North Korea launched a seventh missile at about 5.20pm (8.20am GMT) on Wednesday, according to Japan’s Defence Agency.
The missile landed six minutes later, but the location is not yet known.
North Korea earlier launched six missiles, including a long-range Taepodong-2, all of which landed in the Sea of Japan.
Pyongyang’s action has triggered a storm of international reaction, including immediate sanctions imposed by Japan and an emergency meeting of the United Nations Security Council in New York.
Tuesday’s launch was intended to cause maximum irritation to Washington — timed within minutes of the launch of the shuttle Discovery on Independence Day. But what was intended as a demonstration of North Korea’s military capabilities turned out to be a failure when the Taepodong-2 failed within seconds of lift-off.

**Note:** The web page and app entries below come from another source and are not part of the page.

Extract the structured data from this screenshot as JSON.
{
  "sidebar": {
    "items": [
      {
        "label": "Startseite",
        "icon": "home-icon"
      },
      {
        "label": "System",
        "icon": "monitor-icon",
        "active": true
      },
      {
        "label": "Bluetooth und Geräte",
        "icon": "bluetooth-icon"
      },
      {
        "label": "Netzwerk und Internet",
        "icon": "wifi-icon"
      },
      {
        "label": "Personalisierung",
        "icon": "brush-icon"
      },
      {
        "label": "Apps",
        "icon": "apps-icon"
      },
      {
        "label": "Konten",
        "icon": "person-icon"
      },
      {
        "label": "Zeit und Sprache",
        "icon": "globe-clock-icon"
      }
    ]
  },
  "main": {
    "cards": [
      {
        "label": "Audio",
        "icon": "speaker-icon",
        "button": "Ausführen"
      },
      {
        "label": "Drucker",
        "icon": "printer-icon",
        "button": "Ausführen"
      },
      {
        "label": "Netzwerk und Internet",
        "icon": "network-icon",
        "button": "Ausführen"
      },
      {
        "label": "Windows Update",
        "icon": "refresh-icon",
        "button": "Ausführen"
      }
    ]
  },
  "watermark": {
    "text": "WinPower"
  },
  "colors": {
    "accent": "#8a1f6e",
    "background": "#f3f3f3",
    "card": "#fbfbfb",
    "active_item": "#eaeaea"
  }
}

The immediate reaction of the Bush administration seemed to be tempered by the lack of a real security threat. State Department officials said the Taepodong-2, which some analysts had believed capable of reaching the United States’s Pacific coast, failed within 42 seconds of launch. Japanese television said one missile landed in the Japan Sea, 592km off the mainland. Nonetheless the National Security Adviser, Stephen Hadley, told reporters: ”We do consider it provocative behaviour.”
Administration officials said the Secretary of State, Condoleezza Rice, was conferring with her counterparts from China, Japan, South Korea and Russia to determine a diplomatic response. Meanwhile, a senior State Department official was on his way to the region. Japan announced it was considering economic sanctions.
Two other missiles, which appeared to be smaller, previously tested Scud-type models were launched at the same time as the Taepodong; further missiles were reported hours later.
But while Tuesday’s tests exposed the weakness of North Korea’s missile programme and the hollowness of its threats, the launch was still viewed with great seriousness. The US ambassador to the UN, John Bolton, on Tuesday night embarked on a flurry of diplomatic activity to try to persuade fellow members of the Security Council to take harsh measures against North Korea. In Tokyo, Japan’s chief spokesperson ”strongly protested” against the tests.
The launch of the Taepodong-2 follows concern in the US, Japan and South Korea that Pyongyang’s Stalinist leader, Kim Jong Il, was contemplating such a display as a bargaining measure. North Korea had been trying to restart the stalled six-nation talks on its nuclear programme. In addition, analysts believed Kim Jong Il had been trying to solidify his support within his military, and put pressure on the international community to pay greater attention to North Korea’s demands.
”This is a major setback for North Korea. Their strength was in pretending that they were going to test a missile,” said Joseph Cirincione, vice-president for national security at the Centre for American Progress, a Washington think tank. ”This fireworks display just blew up in his face.” – Sapa-dpa, Guardian Unlimited Ã‚